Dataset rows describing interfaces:
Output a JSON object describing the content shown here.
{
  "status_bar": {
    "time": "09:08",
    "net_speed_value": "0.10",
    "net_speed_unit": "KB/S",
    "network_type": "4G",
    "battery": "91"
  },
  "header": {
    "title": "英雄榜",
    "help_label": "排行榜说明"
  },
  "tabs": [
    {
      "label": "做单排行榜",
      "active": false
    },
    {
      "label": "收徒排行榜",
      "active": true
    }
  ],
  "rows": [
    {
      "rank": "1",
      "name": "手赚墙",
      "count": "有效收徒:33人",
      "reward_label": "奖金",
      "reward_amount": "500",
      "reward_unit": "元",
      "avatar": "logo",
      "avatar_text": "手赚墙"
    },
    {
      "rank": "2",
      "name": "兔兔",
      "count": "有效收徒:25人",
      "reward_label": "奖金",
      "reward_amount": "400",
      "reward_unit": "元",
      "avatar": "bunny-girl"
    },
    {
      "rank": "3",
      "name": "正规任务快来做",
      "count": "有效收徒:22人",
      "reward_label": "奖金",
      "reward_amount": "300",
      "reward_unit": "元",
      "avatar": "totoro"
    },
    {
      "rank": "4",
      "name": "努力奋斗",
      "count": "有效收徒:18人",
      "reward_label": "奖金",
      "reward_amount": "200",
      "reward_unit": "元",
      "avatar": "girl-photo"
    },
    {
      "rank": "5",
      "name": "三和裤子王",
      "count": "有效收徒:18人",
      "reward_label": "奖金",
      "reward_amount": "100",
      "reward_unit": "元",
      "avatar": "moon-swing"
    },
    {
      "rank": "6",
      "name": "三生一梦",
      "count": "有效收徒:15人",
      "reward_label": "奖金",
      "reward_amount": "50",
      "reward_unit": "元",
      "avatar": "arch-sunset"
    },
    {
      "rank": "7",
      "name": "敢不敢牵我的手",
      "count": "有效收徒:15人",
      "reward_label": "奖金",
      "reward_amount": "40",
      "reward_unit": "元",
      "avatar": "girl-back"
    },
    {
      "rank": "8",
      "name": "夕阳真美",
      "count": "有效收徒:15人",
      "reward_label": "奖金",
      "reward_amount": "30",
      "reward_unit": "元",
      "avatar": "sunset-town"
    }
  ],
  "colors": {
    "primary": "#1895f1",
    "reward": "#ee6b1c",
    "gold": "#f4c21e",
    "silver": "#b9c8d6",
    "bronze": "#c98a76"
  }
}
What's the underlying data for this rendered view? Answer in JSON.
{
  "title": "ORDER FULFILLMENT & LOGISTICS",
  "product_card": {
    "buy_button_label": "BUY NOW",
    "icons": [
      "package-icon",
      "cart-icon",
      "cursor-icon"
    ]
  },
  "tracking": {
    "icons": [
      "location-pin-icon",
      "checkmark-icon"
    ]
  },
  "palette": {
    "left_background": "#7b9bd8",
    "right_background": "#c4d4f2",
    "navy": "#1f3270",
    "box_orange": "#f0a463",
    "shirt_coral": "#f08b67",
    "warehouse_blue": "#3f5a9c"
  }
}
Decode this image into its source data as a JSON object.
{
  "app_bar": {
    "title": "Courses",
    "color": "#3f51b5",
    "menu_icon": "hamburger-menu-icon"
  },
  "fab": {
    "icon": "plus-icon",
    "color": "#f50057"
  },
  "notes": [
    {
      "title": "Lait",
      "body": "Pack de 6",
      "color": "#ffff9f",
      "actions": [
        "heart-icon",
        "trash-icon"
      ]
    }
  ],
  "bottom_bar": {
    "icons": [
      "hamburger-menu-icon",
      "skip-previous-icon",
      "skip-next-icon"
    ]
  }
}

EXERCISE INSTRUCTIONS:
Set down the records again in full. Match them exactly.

WRITTEN RESPONSE:
Output a JSON object describing the content shown here.
{
  "status_bar": {
    "time": "09:08",
    "net_speed_value": "0.10",
    "net_speed_unit": "KB/S",
    "network_type": "4G",
    "battery": "91"
  },
  "header": {
    "title": "英雄榜",
    "help_label": "排行榜说明"
  },
  "tabs": [
    {
      "label": "做单排行榜",
      "active": false
    },
    {
      "label": "收徒排行榜",
      "active": true
    }
  ],
  "rows": [
    {
      "rank": "1",
      "name": "手赚墙",
      "count": "有效收徒:33人",
      "reward_label": "奖金",
      "reward_amount": "500",
      "reward_unit": "元",
      "avatar": "logo",
      "avatar_text": "手赚墙"
    },
    {
      "rank": "2",
      "name": "兔兔",
      "count": "有效收徒:25人",
      "reward_label": "奖金",
      "reward_amount": "400",
      "reward_unit": "元",
      "avatar": "bunny-girl"
    },
    {
      "rank": "3",
      "name": "正规任务快来做",
      "count": "有效收徒:22人",
      "reward_label": "奖金",
      "reward_amount": "300",
      "reward_unit": "元",
      "avatar": "totoro"
    },
    {
      "rank": "4",
      "name": "努力奋斗",
      "count": "有效收徒:18人",
      "reward_label": "奖金",
      "reward_amount": "200",
      "reward_unit": "元",
      "avatar": "girl-photo"
    },
    {
      "rank": "5",
      "name": "三和裤子王",
      "count": "有效收徒:18人",
      "reward_label": "奖金",
      "reward_amount": "100",
      "reward_unit": "元",
      "avatar": "moon-swing"
    },
    {
      "rank": "6",
      "name": "三生一梦",
      "count": "有效收徒:15人",
      "reward_label": "奖金",
      "reward_amount": "50",
      "reward_unit": "元",
      "avatar": "arch-sunset"
    },
    {
      "rank": "7",
      "name": "敢不敢牵我的手",
      "count": "有效收徒:15人",
      "reward_label": "奖金",
      "reward_amount": "40",
      "reward_unit": "元",
      "avatar": "girl-back"
    },
    {
      "rank": "8",
      "name": "夕阳真美",
      "count": "有效收徒:15人",
      "reward_label": "奖金",
      "reward_amount": "30",
      "reward_unit": "元",
      "avatar": "sunset-town"
    }
  ],
  "colors": {
    "primary": "#1895f1",
    "reward": "#ee6b1c",
    "gold": "#f4c21e",
    "silver": "#b9c8d6",
    "bronze": "#c98a76"
  }
}
What's the underlying data for this rendered view? Answer in JSON.
{
  "title": "ORDER FULFILLMENT & LOGISTICS",
  "product_card": {
    "buy_button_label": "BUY NOW",
    "icons": [
      "package-icon",
      "cart-icon",
      "cursor-icon"
    ]
  },
  "tracking": {
    "icons": [
      "location-pin-icon",
      "checkmark-icon"
    ]
  },
  "palette": {
    "left_background": "#7b9bd8",
    "right_background": "#c4d4f2",
    "navy": "#1f3270",
    "box_orange": "#f0a463",
    "shirt_coral": "#f08b67",
    "warehouse_blue": "#3f5a9c"
  }
}
Decode this image into its source data as a JSON object.
{
  "app_bar": {
    "title": "Courses",
    "color": "#3f51b5",
    "menu_icon": "hamburger-menu-icon"
  },
  "fab": {
    "icon": "plus-icon",
    "color": "#f50057"
  },
  "notes": [
    {
      "title": "Lait",
      "body": "Pack de 6",
      "color": "#ffff9f",
      "actions": [
        "heart-icon",
        "trash-icon"
      ]
    }
  ],
  "bottom_bar": {
    "icons": [
      "hamburger-menu-icon",
      "skip-previous-icon",
      "skip-next-icon"
    ]
  }
}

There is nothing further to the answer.